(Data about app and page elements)
------------------------------------------------------------------------
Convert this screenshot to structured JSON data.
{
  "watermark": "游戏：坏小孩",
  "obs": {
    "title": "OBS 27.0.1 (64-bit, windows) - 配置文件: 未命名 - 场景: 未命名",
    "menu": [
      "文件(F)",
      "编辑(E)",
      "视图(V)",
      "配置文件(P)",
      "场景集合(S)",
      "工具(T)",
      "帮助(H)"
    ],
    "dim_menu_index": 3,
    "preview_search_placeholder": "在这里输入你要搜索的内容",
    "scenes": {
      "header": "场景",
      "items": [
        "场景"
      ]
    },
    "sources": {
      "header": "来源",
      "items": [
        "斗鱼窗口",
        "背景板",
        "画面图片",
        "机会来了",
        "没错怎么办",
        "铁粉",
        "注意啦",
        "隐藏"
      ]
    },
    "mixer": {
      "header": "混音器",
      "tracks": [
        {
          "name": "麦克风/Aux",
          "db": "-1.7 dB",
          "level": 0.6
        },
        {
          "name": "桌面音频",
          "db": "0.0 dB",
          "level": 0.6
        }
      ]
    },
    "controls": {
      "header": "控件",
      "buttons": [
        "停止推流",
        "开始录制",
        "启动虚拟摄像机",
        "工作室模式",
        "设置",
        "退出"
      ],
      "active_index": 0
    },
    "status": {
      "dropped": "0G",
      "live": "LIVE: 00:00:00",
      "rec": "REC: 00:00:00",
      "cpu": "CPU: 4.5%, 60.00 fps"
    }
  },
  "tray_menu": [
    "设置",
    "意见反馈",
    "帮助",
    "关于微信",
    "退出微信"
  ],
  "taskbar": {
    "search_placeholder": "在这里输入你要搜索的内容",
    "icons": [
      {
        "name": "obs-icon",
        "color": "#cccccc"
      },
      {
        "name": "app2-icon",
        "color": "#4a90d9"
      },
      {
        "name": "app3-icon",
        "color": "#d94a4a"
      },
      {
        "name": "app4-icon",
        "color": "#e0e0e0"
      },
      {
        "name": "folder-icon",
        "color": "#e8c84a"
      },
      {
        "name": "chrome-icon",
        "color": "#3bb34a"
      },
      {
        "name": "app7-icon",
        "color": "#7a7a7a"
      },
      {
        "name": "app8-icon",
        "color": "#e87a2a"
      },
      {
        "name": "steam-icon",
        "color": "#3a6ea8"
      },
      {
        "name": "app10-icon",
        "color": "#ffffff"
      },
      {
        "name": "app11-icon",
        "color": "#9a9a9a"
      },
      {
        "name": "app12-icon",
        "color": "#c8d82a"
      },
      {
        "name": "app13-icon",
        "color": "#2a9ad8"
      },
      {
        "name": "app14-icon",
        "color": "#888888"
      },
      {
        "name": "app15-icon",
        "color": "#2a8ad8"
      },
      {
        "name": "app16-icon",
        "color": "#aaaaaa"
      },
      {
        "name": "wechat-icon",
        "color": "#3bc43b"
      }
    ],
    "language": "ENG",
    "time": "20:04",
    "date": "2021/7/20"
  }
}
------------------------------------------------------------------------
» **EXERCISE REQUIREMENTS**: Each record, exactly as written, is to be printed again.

» **SOLUTION TO THIS EXERCISE**:
Convert this screenshot to structured JSON data.
{
  "watermark": "游戏：坏小孩",
  "obs": {
    "title": "OBS 27.0.1 (64-bit, windows) - 配置文件: 未命名 - 场景: 未命名",
    "menu": [
      "文件(F)",
      "编辑(E)",
      "视图(V)",
      "配置文件(P)",
      "场景集合(S)",
      "工具(T)",
      "帮助(H)"
    ],
    "dim_menu_index": 3,
    "preview_search_placeholder": "在这里输入你要搜索的内容",
    "scenes": {
      "header": "场景",
      "items": [
        "场景"
      ]
    },
    "sources": {
      "header": "来源",
      "items": [
        "斗鱼窗口",
        "背景板",
        "画面图片",
        "机会来了",
        "没错怎么办",
        "铁粉",
        "注意啦",
        "隐藏"
      ]
    },
    "mixer": {
      "header": "混音器",
      "tracks": [
        {
          "name": "麦克风/Aux",
          "db": "-1.7 dB",
          "level": 0.6
        },
        {
          "name": "桌面音频",
          "db": "0.0 dB",
          "level": 0.6
        }
      ]
    },
    "controls": {
      "header": "控件",
      "buttons": [
        "停止推流",
        "开始录制",
        "启动虚拟摄像机",
        "工作室模式",
        "设置",
        "退出"
      ],
      "active_index": 0
    },
    "status": {
      "dropped": "0G",
      "live": "LIVE: 00:00:00",
      "rec": "REC: 00:00:00",
      "cpu": "CPU: 4.5%, 60.00 fps"
    }
  },
  "tray_menu": [
    "设置",
    "意见反馈",
    "帮助",
    "关于微信",
    "退出微信"
  ],
  "taskbar": {
    "search_placeholder": "在这里输入你要搜索的内容",
    "icons": [
      {
        "name": "obs-icon",
        "color": "#cccccc"
      },
      {
        "name": "app2-icon",
        "color": "#4a90d9"
      },
      {
        "name": "app3-icon",
        "color": "#d94a4a"
      },
      {
        "name": "app4-icon",
        "color": "#e0e0e0"
      },
      {
        "name": "folder-icon",
        "color": "#e8c84a"
      },
      {
        "name": "chrome-icon",
        "color": "#3bb34a"
      },
      {
        "name": "app7-icon",
        "color": "#7a7a7a"
      },
      {
        "name": "app8-icon",
        "color": "#e87a2a"
      },
      {
        "name": "steam-icon",
        "color": "#3a6ea8"
      },
      {
        "name": "app10-icon",
        "color": "#ffffff"
      },
      {
        "name": "app11-icon",
        "color": "#9a9a9a"
      },
      {
        "name": "app12-icon",
        "color": "#c8d82a"
      },
      {
        "name": "app13-icon",
        "color": "#2a9ad8"
      },
      {
        "name": "app14-icon",
        "color": "#888888"
      },
      {
        "name": "app15-icon",
        "color": "#2a8ad8"
      },
      {
        "name": "app16-icon",
        "color": "#aaaaaa"
      },
      {
        "name": "wechat-icon",
        "color": "#3bc43b"
      }
    ],
    "language": "ENG",
    "time": "20:04",
    "date": "2021/7/20"
  }
}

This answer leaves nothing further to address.